What just happened? Italian police have seized over €779 million (around $836 million) from Airbnb over unpaid taxes. The seizure came after prosecutors in Milan accused the home-sharing company of failing to pay a 21 percent withholding tax on €3.7 billion ($3.95 billion) in rental revenue.
Landlords in Italy are required by law to pay a 21 percent tax on their rental earnings, and the responsibility of collecting that tax lies with rental providers like Airbnb. According to the law, it was up to Airbnb to withhold the tax amount from the rental income of landlords and pay it to the government. The prosecutors allege that the company did not do that, thereby violating Italian law and necessitating police action.
In a statement released to the BBC following the seizure, Airbnb said it was "surprised and disappointed" with the police action, and stated that it has been having dialogues with the Italian tax authorities for months over the issue. The company also claimed that it had always complied with EU laws, and added that it intends to keep fighting the case in court.
The Italian law that requires home-sharing companies and rental providers to withhold the 21 percent tax from landlords dates back to 2017. Airbnb challenged the law through the Court of Justice of the European Union last year, but its attempt proved unsuccessful. In its judgment, the court ruled that EU member states are well within their rights to require rental platforms to collect taxes on behalf of the government, and that Airbnb should comply with Italian laws if it has to do business in Italy.
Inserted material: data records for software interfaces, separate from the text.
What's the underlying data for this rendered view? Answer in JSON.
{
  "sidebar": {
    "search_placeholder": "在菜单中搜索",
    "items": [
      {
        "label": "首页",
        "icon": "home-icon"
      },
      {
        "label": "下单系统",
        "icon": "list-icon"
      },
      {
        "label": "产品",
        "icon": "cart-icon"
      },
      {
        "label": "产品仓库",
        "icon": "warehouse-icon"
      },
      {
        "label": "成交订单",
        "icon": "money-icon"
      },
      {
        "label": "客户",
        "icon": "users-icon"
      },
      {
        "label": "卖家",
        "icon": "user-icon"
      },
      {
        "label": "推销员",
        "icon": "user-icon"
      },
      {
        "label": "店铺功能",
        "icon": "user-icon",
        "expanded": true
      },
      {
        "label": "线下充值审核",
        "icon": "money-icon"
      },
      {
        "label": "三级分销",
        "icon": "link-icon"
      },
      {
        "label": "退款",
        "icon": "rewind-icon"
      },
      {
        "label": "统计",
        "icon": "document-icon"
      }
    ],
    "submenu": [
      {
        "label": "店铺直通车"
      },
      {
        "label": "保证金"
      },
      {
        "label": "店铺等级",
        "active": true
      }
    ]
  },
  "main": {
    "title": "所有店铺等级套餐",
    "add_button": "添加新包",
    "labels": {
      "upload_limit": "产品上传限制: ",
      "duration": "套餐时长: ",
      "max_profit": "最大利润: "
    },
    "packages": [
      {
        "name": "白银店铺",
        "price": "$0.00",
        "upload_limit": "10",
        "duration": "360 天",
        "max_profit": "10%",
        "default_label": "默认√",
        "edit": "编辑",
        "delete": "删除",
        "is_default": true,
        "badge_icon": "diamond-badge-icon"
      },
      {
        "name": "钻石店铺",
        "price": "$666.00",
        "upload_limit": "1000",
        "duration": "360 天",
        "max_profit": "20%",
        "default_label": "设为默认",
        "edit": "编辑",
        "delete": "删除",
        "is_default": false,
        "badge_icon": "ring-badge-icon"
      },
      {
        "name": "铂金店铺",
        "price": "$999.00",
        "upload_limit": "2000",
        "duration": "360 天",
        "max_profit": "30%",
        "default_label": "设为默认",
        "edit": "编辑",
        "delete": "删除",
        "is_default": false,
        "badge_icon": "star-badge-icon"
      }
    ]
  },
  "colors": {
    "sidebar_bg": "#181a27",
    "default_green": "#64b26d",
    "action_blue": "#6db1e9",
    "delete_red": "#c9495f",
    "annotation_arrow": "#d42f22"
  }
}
Alongside Airbnb, a number of other American tech companies, including Facebook's parent company Meta and streaming giant Netflix, are also under investigation by Italian authorities. While Netflix was ordered to pay €55.8 million (around $59 million) to settle a tax dispute with the country's tax authorities last year, Meta is currently facing a probe for alleged unpaid value-added taxes of about €870 million (around $928 million).
As for Airbnb, the company is facing scrutiny not only in Italy, but also in a number of other major markets around the world. According to reports, Dallas, Barcelona, San Francisco, Seattle, London, Paris, Singapore, New York City, Vancouver and Tokyo have all placed restrictions on short-time rentals following various untoward incidents and protests from local residents and businesses.